Alligators in the Everglades
The swampy nature preserve is home to many of southern Florida’s infamous reptile natives.
Copyright © 2012 Smithsonian Institution. Reprinted with permission from Smithsonian Magazine. All rights reserved. Reproduction in any medium is strictly prohibited without permission from Smithsonian Institution. Such permission may be requested from Smithsonian Magazine.
It takes a certain amount of courage to visit the Florida Everglades. Other national parks have their dangers: hot acid pools in Yellowstone, rock slides in Yosemite, grizzlies in Glacier. But the Everglades may be the least human-friendly habitat to be one of [America’s] great destinations.
The Everglades is a vast, slow-flowing river that sweeps from central Florida to the Keys; aside from a few “hammocks” (islands) and seasonal dry spots, most of the territory is covered in grasses, mangrove swamps and shallow, murky water. It’s thick with snakes, including invasive Burmese pythons; it’s hot and muggy much of the year; and swarms of mosquitoes will pick you up and carry you away.

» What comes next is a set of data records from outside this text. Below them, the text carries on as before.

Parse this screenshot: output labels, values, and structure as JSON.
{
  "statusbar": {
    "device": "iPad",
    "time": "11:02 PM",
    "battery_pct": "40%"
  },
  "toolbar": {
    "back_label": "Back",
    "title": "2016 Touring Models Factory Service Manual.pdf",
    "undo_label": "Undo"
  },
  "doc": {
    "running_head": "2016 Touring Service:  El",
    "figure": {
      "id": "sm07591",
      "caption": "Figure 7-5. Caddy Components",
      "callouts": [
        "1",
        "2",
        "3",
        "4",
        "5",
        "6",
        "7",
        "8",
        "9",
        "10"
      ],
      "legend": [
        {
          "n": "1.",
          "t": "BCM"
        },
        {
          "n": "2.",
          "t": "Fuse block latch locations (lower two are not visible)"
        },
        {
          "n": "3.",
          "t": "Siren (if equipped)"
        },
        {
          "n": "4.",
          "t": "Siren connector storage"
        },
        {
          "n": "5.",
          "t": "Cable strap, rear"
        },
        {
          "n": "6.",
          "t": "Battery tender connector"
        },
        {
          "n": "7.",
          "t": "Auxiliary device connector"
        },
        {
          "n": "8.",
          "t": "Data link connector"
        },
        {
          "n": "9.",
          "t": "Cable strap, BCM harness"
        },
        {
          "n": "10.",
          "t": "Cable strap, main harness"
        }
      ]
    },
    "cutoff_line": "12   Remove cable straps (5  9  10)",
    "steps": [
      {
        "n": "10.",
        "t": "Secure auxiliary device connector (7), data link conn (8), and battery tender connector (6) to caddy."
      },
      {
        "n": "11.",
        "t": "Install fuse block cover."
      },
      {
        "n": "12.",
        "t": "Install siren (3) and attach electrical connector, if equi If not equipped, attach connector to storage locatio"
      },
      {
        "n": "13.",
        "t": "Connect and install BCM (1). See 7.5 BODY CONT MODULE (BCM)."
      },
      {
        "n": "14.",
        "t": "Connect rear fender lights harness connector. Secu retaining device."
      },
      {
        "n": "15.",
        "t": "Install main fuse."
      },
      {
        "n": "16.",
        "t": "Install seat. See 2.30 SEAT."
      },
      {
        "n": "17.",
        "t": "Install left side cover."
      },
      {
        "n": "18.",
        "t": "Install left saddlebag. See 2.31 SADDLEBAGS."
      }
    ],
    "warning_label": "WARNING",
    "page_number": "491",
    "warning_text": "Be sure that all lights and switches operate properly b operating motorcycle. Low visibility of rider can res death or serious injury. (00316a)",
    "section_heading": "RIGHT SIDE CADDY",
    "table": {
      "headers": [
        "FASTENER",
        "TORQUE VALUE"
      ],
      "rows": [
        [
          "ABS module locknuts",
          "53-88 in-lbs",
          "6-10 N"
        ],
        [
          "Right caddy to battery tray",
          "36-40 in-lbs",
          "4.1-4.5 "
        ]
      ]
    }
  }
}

Perhaps the weirdest and most intimidating creature in this spectacularly otherworldly place is the American alligator. These basking, groaning, teeth-gnashing reptiles grow up to [4.5 meters] long. They look like something from the Mesozoic because they are—they evolved more than 200 million years ago and haven’t changed much since.
Visitors to the Everglades will see plenty of alligators, from beady-eyed behemoths lounging by the side of the road to tangles of newly hatched juveniles. They add to the sense that this place is truly wild, and well worth the challenge. The wading birds are spectacular as well—white pelicans with yard-wide wingspans, wood storks that were once almost extinct, great blue herons that flap leisurely through the air like pterodactyls. Boardwalk trails wind through otherwise impenetrable swamp, jungle and wetland habitat. Once you reach the southern end of the Everglades, where the slowly oozing fresh water mixes with the Gulf of Mexico to become brackish, alligators become scarcer. But keep an eye out for a more rare but equally intimidating reptile: the American crocodile.
Laura Helmuth is a senior editor with Smithsonian magazine.